It is, as Bentley’s head of design Stefan Sielaff puts it, something of “a statement of intent”. Last winter, the luxury carmaker opened a £40 million (RM221 million), 7,200sqm building at its Crewe headquarters. Its name – 25 Pyms Lane – could hardly be more genteel. And yet it belies its function: inside some 1,300 engineers have created a centre dedicated to research and development, at a time when the company is also taking on record numbers of apprentices. A new design studio is also in the pipeline.
But Bentley isn’t alone. Jaguar is also in the process of opening a £100 million (RM553 million) R&D centre to develop technologies for electric cars and vehicle connectivity, among other things; McLaren has opened a £50 million (RM276.6 million) purpose-built facility at the University of Sheffield’s Advanced Manufacturing Research Centre, specialising in composites technology and the pioneering design of carbon fibre chassis for supercars to come. The first such chassis is expected to be delivered later this year.
The one thing that links all of these carmakers? They are all (foreign ownership issues aside) British marques. And they all reflect, argues Dan Perry-Williams, chief designer at McLaren, “a distinctive mix of style and technology. That’s something foreign owners have recognised – they haven’t just bought a brand, but a group of people and a particular culture.”

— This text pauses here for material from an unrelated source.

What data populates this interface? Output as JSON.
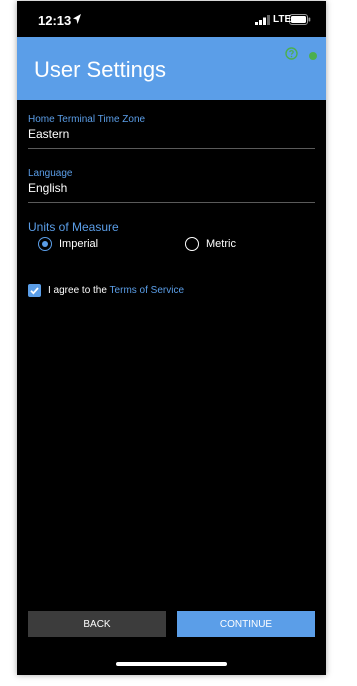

But Sielaff also sees Bentley’s example as indicative of a shift across the British car industry of late. Aston Martin, for example, is establishing a new factory in south Wales in order to develop its DBX SUV model.

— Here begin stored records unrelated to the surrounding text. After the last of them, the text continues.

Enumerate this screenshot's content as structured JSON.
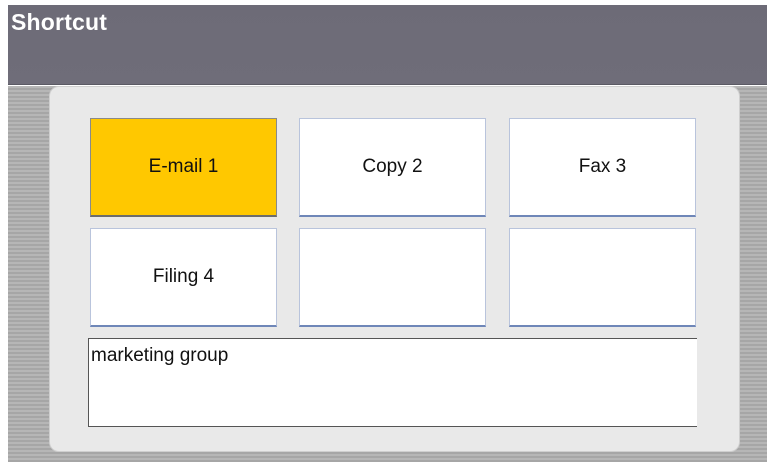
{
  "header": {
    "title": "Shortcut"
  },
  "shortcuts": [
    {
      "label": "E-mail 1",
      "selected": true
    },
    {
      "label": "Copy 2",
      "selected": false
    },
    {
      "label": "Fax 3",
      "selected": false
    },
    {
      "label": "Filing 4",
      "selected": false
    },
    {
      "label": "",
      "selected": false
    },
    {
      "label": "",
      "selected": false
    }
  ],
  "memo": {
    "text": "marketing group"
  },
  "colors": {
    "title_bar": "#6f6d79",
    "selected_key": "#ffc800",
    "panel": "#e9e9e9",
    "key_border_bottom": "#6f87b8"
  }
}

Besides, with shifts in consumer expectations, looking forward may well prove wiser than looking back. Sielaff argues that heritage, while undoubtedly valuable, can also be a burden. “You can’t forget heritage, but in today’s global market you can’t be seen as old-fashioned either,” Sielaff says. “We have to think about younger customers, those who think they’re too young for the brand. We have to attract them and the best way to do that is with technology.”
Sielaff says that while he may have agreed with the idea that the Brits are the carmakers most revved up by innovation right now, “but after coming back from China (the Shanghai Auto Show), I’m not so sure anymore”.
He points to nations with relatively fledgling car manufacturing histories (China and India notably) with social pressure coming from pollution and urban congestion that are encouraging them to, as he puts it, “jump over the West’s 120 years of traditional combustion technology”. He adds, “British heritage carmakers can’t just sit around on their Chesterfield sofas.”